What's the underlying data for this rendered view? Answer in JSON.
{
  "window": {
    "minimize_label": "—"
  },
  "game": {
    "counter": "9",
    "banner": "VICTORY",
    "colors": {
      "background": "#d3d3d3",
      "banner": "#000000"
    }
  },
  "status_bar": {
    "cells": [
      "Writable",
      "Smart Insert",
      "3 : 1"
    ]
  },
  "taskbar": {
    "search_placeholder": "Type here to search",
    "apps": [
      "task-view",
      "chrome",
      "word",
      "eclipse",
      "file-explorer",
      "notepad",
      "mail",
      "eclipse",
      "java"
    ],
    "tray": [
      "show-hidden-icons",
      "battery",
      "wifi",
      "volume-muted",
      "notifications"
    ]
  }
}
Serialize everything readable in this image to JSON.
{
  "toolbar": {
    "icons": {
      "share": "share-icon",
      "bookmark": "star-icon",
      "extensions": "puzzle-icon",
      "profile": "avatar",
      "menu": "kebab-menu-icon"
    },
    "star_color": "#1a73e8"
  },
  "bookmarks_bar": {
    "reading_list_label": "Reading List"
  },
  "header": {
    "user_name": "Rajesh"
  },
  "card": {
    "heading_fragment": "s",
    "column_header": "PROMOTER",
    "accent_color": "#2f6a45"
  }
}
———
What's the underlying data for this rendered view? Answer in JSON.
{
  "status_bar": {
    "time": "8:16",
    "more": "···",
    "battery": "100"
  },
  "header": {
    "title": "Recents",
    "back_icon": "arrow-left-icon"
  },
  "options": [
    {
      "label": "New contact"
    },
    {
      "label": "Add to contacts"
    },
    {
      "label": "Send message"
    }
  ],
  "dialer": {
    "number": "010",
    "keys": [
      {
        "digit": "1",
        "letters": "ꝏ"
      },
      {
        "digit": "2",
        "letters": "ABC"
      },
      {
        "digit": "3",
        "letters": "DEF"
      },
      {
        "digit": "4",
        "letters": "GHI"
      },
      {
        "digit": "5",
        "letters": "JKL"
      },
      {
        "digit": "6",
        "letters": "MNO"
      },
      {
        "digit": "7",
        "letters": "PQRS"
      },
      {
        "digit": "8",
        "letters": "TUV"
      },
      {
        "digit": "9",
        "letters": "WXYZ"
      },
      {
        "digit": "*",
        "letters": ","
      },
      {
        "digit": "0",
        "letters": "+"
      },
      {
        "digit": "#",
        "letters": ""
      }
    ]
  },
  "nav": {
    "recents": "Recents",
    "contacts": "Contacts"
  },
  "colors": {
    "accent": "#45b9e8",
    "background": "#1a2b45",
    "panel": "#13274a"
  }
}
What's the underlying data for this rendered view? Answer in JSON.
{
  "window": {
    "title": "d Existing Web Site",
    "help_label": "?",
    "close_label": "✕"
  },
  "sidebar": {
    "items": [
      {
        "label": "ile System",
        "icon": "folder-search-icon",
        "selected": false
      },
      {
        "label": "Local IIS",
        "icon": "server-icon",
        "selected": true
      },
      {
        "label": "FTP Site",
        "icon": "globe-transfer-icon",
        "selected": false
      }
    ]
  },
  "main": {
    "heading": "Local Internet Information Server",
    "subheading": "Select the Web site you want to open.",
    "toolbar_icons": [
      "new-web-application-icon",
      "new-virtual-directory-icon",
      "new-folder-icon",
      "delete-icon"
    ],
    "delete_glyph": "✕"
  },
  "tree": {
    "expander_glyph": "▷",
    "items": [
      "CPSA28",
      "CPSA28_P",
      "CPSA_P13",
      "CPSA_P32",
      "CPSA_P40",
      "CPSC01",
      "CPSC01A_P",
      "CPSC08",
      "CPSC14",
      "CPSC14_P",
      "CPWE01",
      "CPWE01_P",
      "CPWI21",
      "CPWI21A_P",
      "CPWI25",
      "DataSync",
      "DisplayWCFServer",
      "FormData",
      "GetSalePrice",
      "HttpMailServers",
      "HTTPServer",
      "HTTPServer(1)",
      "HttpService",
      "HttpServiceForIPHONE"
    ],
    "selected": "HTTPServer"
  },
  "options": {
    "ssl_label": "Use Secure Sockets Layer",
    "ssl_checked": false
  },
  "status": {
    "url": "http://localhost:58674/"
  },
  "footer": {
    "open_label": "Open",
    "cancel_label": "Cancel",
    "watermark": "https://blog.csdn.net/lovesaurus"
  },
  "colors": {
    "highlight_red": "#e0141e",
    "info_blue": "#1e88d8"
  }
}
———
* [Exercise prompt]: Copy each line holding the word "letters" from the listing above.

* [Completed task]:
        "letters": "ꝏ"
        "letters": "ABC"
        "letters": "DEF"
        "letters": "GHI"
        "letters": "JKL"
        "letters": "MNO"
        "letters": "PQRS"
        "letters": "TUV"
        "letters": "WXYZ"
        "letters": ","
        "letters": "+"
        "letters": ""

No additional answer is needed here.